Dataset rows describing interfaces:
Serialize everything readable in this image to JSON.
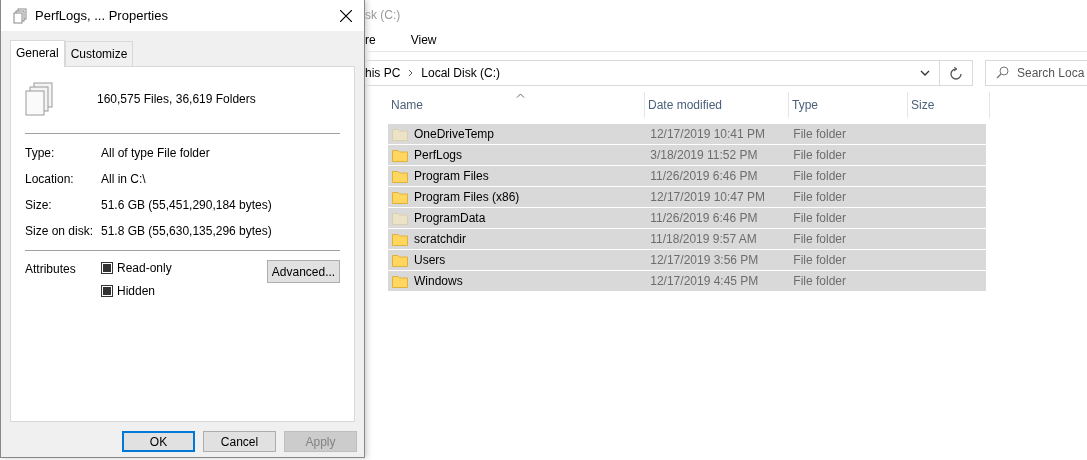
{
  "dialog": {
    "title": "PerfLogs, ... Properties",
    "tabs": [
      {
        "label": "General",
        "selected": true
      },
      {
        "label": "Customize",
        "selected": false
      }
    ],
    "summary": "160,575 Files, 36,619 Folders",
    "properties": [
      {
        "label": "Type:",
        "value": "All of type File folder"
      },
      {
        "label": "Location:",
        "value": "All in C:\\"
      },
      {
        "label": "Size:",
        "value": "51.6 GB (55,451,290,184 bytes)"
      },
      {
        "label": "Size on disk:",
        "value": "51.8 GB (55,630,135,296 bytes)"
      }
    ],
    "attributes": {
      "label": "Attributes",
      "items": [
        {
          "label": "Read-only",
          "mixed": true
        },
        {
          "label": "Hidden",
          "mixed": true
        }
      ]
    },
    "advanced_button": "Advanced...",
    "buttons": [
      {
        "label": "OK",
        "default": true,
        "disabled": false
      },
      {
        "label": "Cancel",
        "default": false,
        "disabled": false
      },
      {
        "label": "Apply",
        "default": false,
        "disabled": true
      }
    ]
  },
  "explorer": {
    "title": "sk (C:)",
    "ribbon_tabs": [
      "re",
      "View"
    ],
    "breadcrumb": [
      "his PC",
      "Local Disk (C:)"
    ],
    "search": {
      "placeholder": "Search Loca"
    },
    "columns": [
      {
        "label": "Name",
        "sorted": true
      },
      {
        "label": "Date modified",
        "sorted": false
      },
      {
        "label": "Type",
        "sorted": false
      },
      {
        "label": "Size",
        "sorted": false
      }
    ],
    "rows": [
      {
        "name": "OneDriveTemp",
        "date": "12/17/2019 10:41 PM",
        "type": "File folder",
        "hidden": true,
        "selected": true
      },
      {
        "name": "PerfLogs",
        "date": "3/18/2019 11:52 PM",
        "type": "File folder",
        "hidden": false,
        "selected": true
      },
      {
        "name": "Program Files",
        "date": "11/26/2019 6:46 PM",
        "type": "File folder",
        "hidden": false,
        "selected": true
      },
      {
        "name": "Program Files (x86)",
        "date": "12/17/2019 10:47 PM",
        "type": "File folder",
        "hidden": false,
        "selected": true
      },
      {
        "name": "ProgramData",
        "date": "11/26/2019 6:46 PM",
        "type": "File folder",
        "hidden": true,
        "selected": true
      },
      {
        "name": "scratchdir",
        "date": "11/18/2019 9:57 AM",
        "type": "File folder",
        "hidden": false,
        "selected": true
      },
      {
        "name": "Users",
        "date": "12/17/2019 3:56 PM",
        "type": "File folder",
        "hidden": false,
        "selected": true
      },
      {
        "name": "Windows",
        "date": "12/17/2019 4:45 PM",
        "type": "File folder",
        "hidden": false,
        "selected": true
      }
    ]
  }
}
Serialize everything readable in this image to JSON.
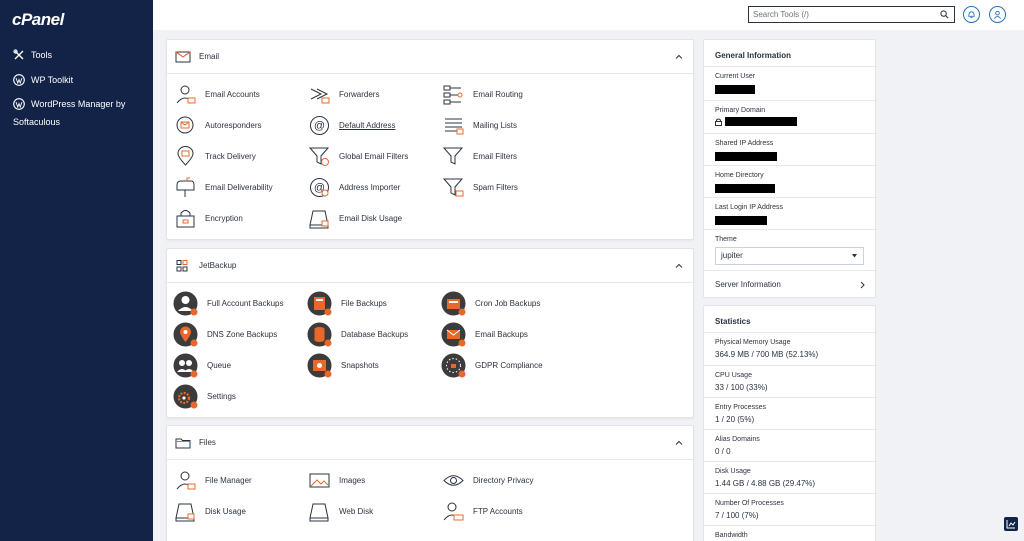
{
  "sidebar": {
    "logo": "cPanel",
    "items": [
      {
        "label": "Tools",
        "icon": "tools-icon"
      },
      {
        "label": "WP Toolkit",
        "icon": "wordpress-icon"
      },
      {
        "label": "WordPress Manager by",
        "label2": "Softaculous",
        "icon": "wordpress-icon"
      }
    ]
  },
  "header": {
    "search_placeholder": "Search Tools (/)"
  },
  "email": {
    "title": "Email",
    "items": [
      {
        "label": "Email Accounts"
      },
      {
        "label": "Forwarders"
      },
      {
        "label": "Email Routing"
      },
      {
        "label": "Autoresponders"
      },
      {
        "label": "Default Address"
      },
      {
        "label": "Mailing Lists"
      },
      {
        "label": "Track Delivery"
      },
      {
        "label": "Global Email Filters"
      },
      {
        "label": "Email Filters"
      },
      {
        "label": "Email Deliverability"
      },
      {
        "label": "Address Importer"
      },
      {
        "label": "Spam Filters"
      },
      {
        "label": "Encryption"
      },
      {
        "label": "Email Disk Usage"
      }
    ]
  },
  "jetbackup": {
    "title": "JetBackup",
    "items": [
      {
        "label": "Full Account Backups"
      },
      {
        "label": "File Backups"
      },
      {
        "label": "Cron Job Backups"
      },
      {
        "label": "DNS Zone Backups"
      },
      {
        "label": "Database Backups"
      },
      {
        "label": "Email Backups"
      },
      {
        "label": "Queue"
      },
      {
        "label": "Snapshots"
      },
      {
        "label": "GDPR Compliance"
      },
      {
        "label": "Settings"
      }
    ]
  },
  "files": {
    "title": "Files",
    "items": [
      {
        "label": "File Manager"
      },
      {
        "label": "Images"
      },
      {
        "label": "Directory Privacy"
      },
      {
        "label": "Disk Usage"
      },
      {
        "label": "Web Disk"
      },
      {
        "label": "FTP Accounts"
      }
    ]
  },
  "general": {
    "title": "General Information",
    "current_user": "Current User",
    "primary_domain": "Primary Domain",
    "shared_ip": "Shared IP Address",
    "home_dir": "Home Directory",
    "last_login": "Last Login IP Address",
    "theme_label": "Theme",
    "theme_value": "jupiter",
    "server_info": "Server Information"
  },
  "stats": {
    "title": "Statistics",
    "rows": [
      {
        "label": "Physical Memory Usage",
        "value": "364.9 MB / 700 MB   (52.13%)"
      },
      {
        "label": "CPU Usage",
        "value": "33 / 100   (33%)"
      },
      {
        "label": "Entry Processes",
        "value": "1 / 20   (5%)"
      },
      {
        "label": "Alias Domains",
        "value": "0 / 0"
      },
      {
        "label": "Disk Usage",
        "value": "1.44 GB / 4.88 GB   (29.47%)"
      },
      {
        "label": "Number Of Processes",
        "value": "7 / 100   (7%)"
      },
      {
        "label": "Bandwidth",
        "value": ""
      }
    ]
  },
  "colors": {
    "sidebar": "#132348",
    "accent": "#e8682c",
    "link": "#2a6fb2"
  }
}
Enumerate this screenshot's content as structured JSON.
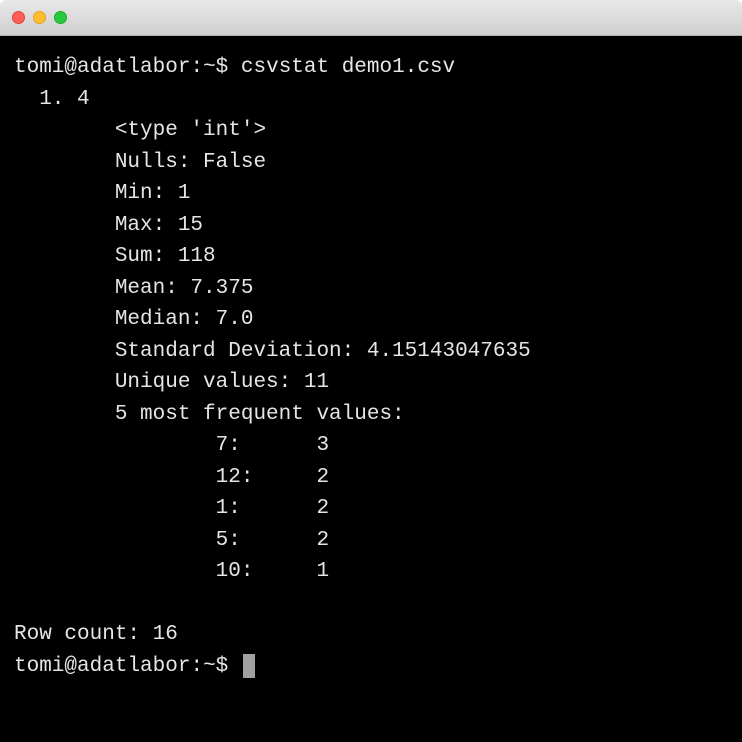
{
  "prompt": {
    "user": "tomi",
    "host": "adatlabor",
    "path": "~",
    "symbol": "$"
  },
  "command": "csvstat demo1.csv",
  "output": {
    "column_header": "  1. 4",
    "type_line": "        <type 'int'>",
    "nulls": "        Nulls: False",
    "min": "        Min: 1",
    "max": "        Max: 15",
    "sum": "        Sum: 118",
    "mean": "        Mean: 7.375",
    "median": "        Median: 7.0",
    "stddev": "        Standard Deviation: 4.15143047635",
    "unique": "        Unique values: 11",
    "freq_header": "        5 most frequent values:",
    "freq1": "                7:      3",
    "freq2": "                12:     2",
    "freq3": "                1:      2",
    "freq4": "                5:      2",
    "freq5": "                10:     1",
    "rowcount": "Row count: 16"
  }
}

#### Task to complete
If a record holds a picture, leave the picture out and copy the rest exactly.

#### Expected output
Serialize everything readable in this image to JSON.
{
  "dialog": {
    "title": "PerfLogs, ... Properties",
    "tabs": [
      {
        "label": "General",
        "selected": true
      },
      {
        "label": "Customize",
        "selected": false
      }
    ],
    "summary": "160,575 Files, 36,619 Folders",
    "properties": [
      {
        "label": "Type:",
        "value": "All of type File folder"
      },
      {
        "label": "Location:",
        "value": "All in C:\\"
      },
      {
        "label": "Size:",
        "value": "51.6 GB (55,451,290,184 bytes)"
      },
      {
        "label": "Size on disk:",
        "value": "51.8 GB (55,630,135,296 bytes)"
      }
    ],
    "attributes": {
      "label": "Attributes",
      "items": [
        {
          "label": "Read-only",
          "mixed": true
        },
        {
          "label": "Hidden",
          "mixed": true
        }
      ]
    },
    "advanced_button": "Advanced...",
    "buttons": [
      {
        "label": "OK",
        "default": true,
        "disabled": false
      },
      {
        "label": "Cancel",
        "default": false,
        "disabled": false
      },
      {
        "label": "Apply",
        "default": false,
        "disabled": true
      }
    ]
  },
  "explorer": {
    "title": "sk (C:)",
    "ribbon_tabs": [
      "re",
      "View"
    ],
    "breadcrumb": [
      "his PC",
      "Local Disk (C:)"
    ],
    "search": {
      "placeholder": "Search Loca"
    },
    "columns": [
      {
        "label": "Name",
        "sorted": true
      },
      {
        "label": "Date modified",
        "sorted": false
      },
      {
        "label": "Type",
        "sorted": false
      },
      {
        "label": "Size",
        "sorted": false
      }
    ],
    "rows": [
      {
        "name": "OneDriveTemp",
        "date": "12/17/2019 10:41 PM",
        "type": "File folder",
        "hidden": true,
        "selected": true
      },
      {
        "name": "PerfLogs",
        "date": "3/18/2019 11:52 PM",
        "type": "File folder",
        "hidden": false,
        "selected": true
      },
      {
        "name": "Program Files",
        "date": "11/26/2019 6:46 PM",
        "type": "File folder",
        "hidden": false,
        "selected": true
      },
      {
        "name": "Program Files (x86)",
        "date": "12/17/2019 10:47 PM",
        "type": "File folder",
        "hidden": false,
        "selected": true
      },
      {
        "name": "ProgramData",
        "date": "11/26/2019 6:46 PM",
        "type": "File folder",
        "hidden": true,
        "selected": true
      },
      {
        "name": "scratchdir",
        "date": "11/18/2019 9:57 AM",
        "type": "File folder",
        "hidden": false,
        "selected": true
      },
      {
        "name": "Users",
        "date": "12/17/2019 3:56 PM",
        "type": "File folder",
        "hidden": false,
        "selected": true
      },
      {
        "name": "Windows",
        "date": "12/17/2019 4:45 PM",
        "type": "File folder",
        "hidden": false,
        "selected": true
      }
    ]
  }
}
Serialize everything readable in this image to JSON.
{
  "sidebar": {
    "logo": "cPanel",
    "items": [
      {
        "label": "Tools",
        "icon": "tools-icon"
      },
      {
        "label": "WP Toolkit",
        "icon": "wordpress-icon"
      },
      {
        "label": "WordPress Manager by",
        "label2": "Softaculous",
        "icon": "wordpress-icon"
      }
    ]
  },
  "header": {
    "search_placeholder": "Search Tools (/)"
  },
  "email": {
    "title": "Email",
    "items": [
      {
        "label": "Email Accounts"
      },
      {
        "label": "Forwarders"
      },
      {
        "label": "Email Routing"
      },
      {
        "label": "Autoresponders"
      },
      {
        "label": "Default Address"
      },
      {
        "label": "Mailing Lists"
      },
      {
        "label": "Track Delivery"
      },
      {
        "label": "Global Email Filters"
      },
      {
        "label": "Email Filters"
      },
      {
        "label": "Email Deliverability"
      },
      {
        "label": "Address Importer"
      },
      {
        "label": "Spam Filters"
      },
      {
        "label": "Encryption"
      },
      {
        "label": "Email Disk Usage"
      }
    ]
  },
  "jetbackup": {
    "title": "JetBackup",
    "items": [
      {
        "label": "Full Account Backups"
      },
      {
        "label": "File Backups"
      },
      {
        "label": "Cron Job Backups"
      },
      {
        "label": "DNS Zone Backups"
      },
      {
        "label": "Database Backups"
      },
      {
        "label": "Email Backups"
      },
      {
        "label": "Queue"
      },
      {
        "label": "Snapshots"
      },
      {
        "label": "GDPR Compliance"
      },
      {
        "label": "Settings"
      }
    ]
  },
  "files": {
    "title": "Files",
    "items": [
      {
        "label": "File Manager"
      },
      {
        "label": "Images"
      },
      {
        "label": "Directory Privacy"
      },
      {
        "label": "Disk Usage"
      },
      {
        "label": "Web Disk"
      },
      {
        "label": "FTP Accounts"
      }
    ]
  },
  "general": {
    "title": "General Information",
    "current_user": "Current User",
    "primary_domain": "Primary Domain",
    "shared_ip": "Shared IP Address",
    "home_dir": "Home Directory",
    "last_login": "Last Login IP Address",
    "theme_label": "Theme",
    "theme_value": "jupiter",
    "server_info": "Server Information"
  },
  "stats": {
    "title": "Statistics",
    "rows": [
      {
        "label": "Physical Memory Usage",
        "value": "364.9 MB / 700 MB   (52.13%)"
      },
      {
        "label": "CPU Usage",
        "value": "33 / 100   (33%)"
      },
      {
        "label": "Entry Processes",
        "value": "1 / 20   (5%)"
      },
      {
        "label": "Alias Domains",
        "value": "0 / 0"
      },
      {
        "label": "Disk Usage",
        "value": "1.44 GB / 4.88 GB   (29.47%)"
      },
      {
        "label": "Number Of Processes",
        "value": "7 / 100   (7%)"
      },
      {
        "label": "Bandwidth",
        "value": ""
      }
    ]
  },
  "colors": {
    "sidebar": "#132348",
    "accent": "#e8682c",
    "link": "#2a6fb2"
  }
}
Enumerate this screenshot's content as structured JSON.
{
  "prompt": {
    "user": "tomi",
    "host": "adatlabor",
    "path": "~",
    "symbol": "$"
  },
  "command": "csvstat demo1.csv",
  "output": {
    "column_header": "  1. 4",
    "type_line": "        <type 'int'>",
    "nulls": "        Nulls: False",
    "min": "        Min: 1",
    "max": "        Max: 15",
    "sum": "        Sum: 118",
    "mean": "        Mean: 7.375",
    "median": "        Median: 7.0",
    "stddev": "        Standard Deviation: 4.15143047635",
    "unique": "        Unique values: 11",
    "freq_header": "        5 most frequent values:",
    "freq1": "                7:      3",
    "freq2": "                12:     2",
    "freq3": "                1:      2",
    "freq4": "                5:      2",
    "freq5": "                10:     1",
    "rowcount": "Row count: 16"
  }
}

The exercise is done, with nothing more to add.